Dataset records:
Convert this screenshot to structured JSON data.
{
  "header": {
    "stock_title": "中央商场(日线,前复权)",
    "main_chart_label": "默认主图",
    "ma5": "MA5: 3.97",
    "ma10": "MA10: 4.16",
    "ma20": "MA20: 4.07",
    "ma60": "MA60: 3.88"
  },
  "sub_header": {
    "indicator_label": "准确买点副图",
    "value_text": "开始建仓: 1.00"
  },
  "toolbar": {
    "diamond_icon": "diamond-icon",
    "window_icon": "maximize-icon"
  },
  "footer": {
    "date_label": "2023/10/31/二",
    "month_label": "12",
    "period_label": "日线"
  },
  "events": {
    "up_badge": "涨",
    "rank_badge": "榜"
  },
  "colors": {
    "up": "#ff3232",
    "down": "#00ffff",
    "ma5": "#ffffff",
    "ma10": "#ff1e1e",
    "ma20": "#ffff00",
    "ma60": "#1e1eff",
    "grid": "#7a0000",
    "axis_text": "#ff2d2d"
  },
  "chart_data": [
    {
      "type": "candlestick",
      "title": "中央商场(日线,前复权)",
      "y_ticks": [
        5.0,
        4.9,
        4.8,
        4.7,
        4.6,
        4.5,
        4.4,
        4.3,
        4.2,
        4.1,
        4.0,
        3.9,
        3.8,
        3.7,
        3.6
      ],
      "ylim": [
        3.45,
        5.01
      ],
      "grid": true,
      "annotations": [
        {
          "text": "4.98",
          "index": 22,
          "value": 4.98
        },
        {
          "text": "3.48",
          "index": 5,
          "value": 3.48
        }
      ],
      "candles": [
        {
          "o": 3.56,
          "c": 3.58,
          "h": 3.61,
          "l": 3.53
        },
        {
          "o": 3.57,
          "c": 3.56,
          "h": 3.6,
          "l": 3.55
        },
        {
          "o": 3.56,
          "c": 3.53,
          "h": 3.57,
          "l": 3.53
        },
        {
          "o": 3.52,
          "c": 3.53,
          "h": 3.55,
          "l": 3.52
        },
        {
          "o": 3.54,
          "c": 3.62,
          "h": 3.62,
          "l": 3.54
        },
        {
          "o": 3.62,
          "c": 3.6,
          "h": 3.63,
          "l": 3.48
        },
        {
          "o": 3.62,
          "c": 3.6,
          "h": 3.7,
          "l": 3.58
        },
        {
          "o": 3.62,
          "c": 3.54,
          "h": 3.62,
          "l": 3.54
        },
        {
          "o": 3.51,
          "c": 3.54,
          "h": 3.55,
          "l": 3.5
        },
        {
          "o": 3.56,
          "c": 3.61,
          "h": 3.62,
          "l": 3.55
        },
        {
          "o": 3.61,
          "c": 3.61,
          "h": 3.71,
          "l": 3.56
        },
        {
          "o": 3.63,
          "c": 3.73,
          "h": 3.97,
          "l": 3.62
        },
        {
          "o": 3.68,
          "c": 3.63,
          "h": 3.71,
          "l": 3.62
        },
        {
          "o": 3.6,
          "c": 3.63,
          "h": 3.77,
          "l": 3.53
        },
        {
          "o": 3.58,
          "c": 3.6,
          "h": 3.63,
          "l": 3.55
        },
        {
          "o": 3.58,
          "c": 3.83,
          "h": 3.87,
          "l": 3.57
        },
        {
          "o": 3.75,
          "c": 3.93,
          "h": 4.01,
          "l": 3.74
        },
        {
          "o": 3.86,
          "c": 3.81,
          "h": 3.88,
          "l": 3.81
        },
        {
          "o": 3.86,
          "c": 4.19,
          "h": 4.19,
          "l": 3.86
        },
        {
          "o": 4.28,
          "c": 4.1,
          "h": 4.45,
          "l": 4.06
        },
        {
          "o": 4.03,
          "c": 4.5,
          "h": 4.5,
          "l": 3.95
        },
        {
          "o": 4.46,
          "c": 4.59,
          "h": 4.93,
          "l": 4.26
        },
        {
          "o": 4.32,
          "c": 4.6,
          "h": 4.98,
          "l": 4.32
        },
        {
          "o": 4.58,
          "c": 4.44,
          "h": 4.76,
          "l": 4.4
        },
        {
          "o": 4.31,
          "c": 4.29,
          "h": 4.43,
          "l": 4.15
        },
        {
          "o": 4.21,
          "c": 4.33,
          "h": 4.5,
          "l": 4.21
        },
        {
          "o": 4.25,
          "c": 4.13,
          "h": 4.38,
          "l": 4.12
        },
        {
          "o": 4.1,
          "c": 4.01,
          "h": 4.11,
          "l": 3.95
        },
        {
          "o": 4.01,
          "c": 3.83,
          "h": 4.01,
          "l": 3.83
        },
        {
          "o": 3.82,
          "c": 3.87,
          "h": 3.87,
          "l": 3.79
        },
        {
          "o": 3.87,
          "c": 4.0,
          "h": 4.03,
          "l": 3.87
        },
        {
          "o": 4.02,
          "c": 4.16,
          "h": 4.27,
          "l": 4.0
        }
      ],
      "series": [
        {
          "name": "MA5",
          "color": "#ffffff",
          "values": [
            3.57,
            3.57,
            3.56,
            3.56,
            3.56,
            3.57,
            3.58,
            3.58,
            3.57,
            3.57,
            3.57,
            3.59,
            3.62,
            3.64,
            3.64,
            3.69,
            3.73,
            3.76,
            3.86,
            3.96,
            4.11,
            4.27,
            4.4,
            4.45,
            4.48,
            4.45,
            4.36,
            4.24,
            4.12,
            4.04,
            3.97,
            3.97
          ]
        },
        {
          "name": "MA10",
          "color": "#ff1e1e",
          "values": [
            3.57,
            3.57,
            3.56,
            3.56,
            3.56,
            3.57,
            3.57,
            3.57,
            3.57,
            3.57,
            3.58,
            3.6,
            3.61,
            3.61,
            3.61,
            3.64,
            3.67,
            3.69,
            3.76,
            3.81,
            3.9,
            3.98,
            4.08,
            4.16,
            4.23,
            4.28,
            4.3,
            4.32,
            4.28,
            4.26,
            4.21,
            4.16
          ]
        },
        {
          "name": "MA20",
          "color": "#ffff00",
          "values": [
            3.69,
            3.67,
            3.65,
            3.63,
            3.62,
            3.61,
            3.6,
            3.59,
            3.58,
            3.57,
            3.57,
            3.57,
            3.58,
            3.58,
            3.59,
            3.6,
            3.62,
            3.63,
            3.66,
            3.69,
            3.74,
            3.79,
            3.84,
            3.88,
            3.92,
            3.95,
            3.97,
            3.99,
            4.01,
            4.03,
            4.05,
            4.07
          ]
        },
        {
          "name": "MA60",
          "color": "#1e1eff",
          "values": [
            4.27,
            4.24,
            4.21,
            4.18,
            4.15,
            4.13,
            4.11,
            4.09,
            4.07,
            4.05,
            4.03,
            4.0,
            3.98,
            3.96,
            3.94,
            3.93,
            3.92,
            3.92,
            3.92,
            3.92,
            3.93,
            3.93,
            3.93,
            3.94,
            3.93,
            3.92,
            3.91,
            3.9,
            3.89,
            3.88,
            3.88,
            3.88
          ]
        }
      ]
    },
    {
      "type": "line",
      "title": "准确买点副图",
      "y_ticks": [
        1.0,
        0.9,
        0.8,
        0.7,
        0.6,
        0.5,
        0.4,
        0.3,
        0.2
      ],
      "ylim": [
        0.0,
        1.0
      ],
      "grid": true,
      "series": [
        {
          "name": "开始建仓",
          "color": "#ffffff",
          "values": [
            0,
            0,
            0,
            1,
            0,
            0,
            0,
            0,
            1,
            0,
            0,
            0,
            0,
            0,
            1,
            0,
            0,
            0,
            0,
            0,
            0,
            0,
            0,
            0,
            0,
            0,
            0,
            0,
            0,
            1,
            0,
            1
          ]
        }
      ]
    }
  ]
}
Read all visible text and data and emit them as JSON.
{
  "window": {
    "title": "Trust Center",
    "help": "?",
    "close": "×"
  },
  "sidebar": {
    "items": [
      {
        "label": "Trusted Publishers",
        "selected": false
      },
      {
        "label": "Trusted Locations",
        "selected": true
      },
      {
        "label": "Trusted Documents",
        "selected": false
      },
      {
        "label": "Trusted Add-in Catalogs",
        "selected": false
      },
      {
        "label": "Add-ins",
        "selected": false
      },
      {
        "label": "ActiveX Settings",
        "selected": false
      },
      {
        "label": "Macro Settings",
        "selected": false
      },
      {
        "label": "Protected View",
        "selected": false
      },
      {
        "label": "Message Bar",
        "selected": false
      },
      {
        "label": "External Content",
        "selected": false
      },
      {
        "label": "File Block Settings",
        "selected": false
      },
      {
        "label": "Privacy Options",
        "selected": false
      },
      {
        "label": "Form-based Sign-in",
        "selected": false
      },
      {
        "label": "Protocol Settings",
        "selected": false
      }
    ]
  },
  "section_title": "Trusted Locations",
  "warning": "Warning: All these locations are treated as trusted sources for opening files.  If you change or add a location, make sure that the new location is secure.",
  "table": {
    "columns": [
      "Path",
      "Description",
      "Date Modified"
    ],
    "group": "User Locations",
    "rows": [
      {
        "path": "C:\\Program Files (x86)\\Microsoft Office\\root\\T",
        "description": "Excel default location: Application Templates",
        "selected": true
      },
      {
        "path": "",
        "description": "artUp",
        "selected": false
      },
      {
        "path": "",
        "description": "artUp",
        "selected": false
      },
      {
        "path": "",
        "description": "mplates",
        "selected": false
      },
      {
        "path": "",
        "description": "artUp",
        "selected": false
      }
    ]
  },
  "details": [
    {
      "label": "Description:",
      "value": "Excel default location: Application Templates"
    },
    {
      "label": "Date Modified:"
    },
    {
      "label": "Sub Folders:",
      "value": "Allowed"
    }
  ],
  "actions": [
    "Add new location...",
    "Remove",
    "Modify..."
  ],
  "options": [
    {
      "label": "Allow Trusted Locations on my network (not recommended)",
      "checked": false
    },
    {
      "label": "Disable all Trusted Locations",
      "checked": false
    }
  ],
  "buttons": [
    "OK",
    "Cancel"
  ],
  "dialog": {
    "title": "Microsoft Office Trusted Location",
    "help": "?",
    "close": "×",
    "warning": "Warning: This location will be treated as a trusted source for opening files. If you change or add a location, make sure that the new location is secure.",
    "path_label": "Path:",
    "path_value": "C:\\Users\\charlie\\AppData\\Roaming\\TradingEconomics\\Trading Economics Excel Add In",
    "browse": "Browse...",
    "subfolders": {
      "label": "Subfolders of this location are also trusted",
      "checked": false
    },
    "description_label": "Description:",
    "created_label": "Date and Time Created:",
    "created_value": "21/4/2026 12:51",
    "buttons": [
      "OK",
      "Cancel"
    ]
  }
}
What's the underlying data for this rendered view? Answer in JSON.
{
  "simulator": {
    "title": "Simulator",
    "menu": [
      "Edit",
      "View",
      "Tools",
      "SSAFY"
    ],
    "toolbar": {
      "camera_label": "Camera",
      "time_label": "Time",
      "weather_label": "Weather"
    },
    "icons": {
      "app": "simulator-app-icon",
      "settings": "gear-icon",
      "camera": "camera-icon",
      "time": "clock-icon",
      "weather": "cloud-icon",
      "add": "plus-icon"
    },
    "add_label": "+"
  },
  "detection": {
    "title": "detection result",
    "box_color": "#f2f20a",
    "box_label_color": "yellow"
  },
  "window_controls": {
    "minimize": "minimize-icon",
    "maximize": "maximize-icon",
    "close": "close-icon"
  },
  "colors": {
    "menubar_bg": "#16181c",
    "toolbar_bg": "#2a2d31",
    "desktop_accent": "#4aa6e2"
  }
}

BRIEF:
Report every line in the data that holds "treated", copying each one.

SOLUTION:
  "warning": "Warning: All these locations are treated as trusted sources for opening files.  If you change or add a location, make sure that the new location is secure.",
    "warning": "Warning: This location will be treated as a trusted source for opening files. If you change or add a location, make sure that the new location is secure.",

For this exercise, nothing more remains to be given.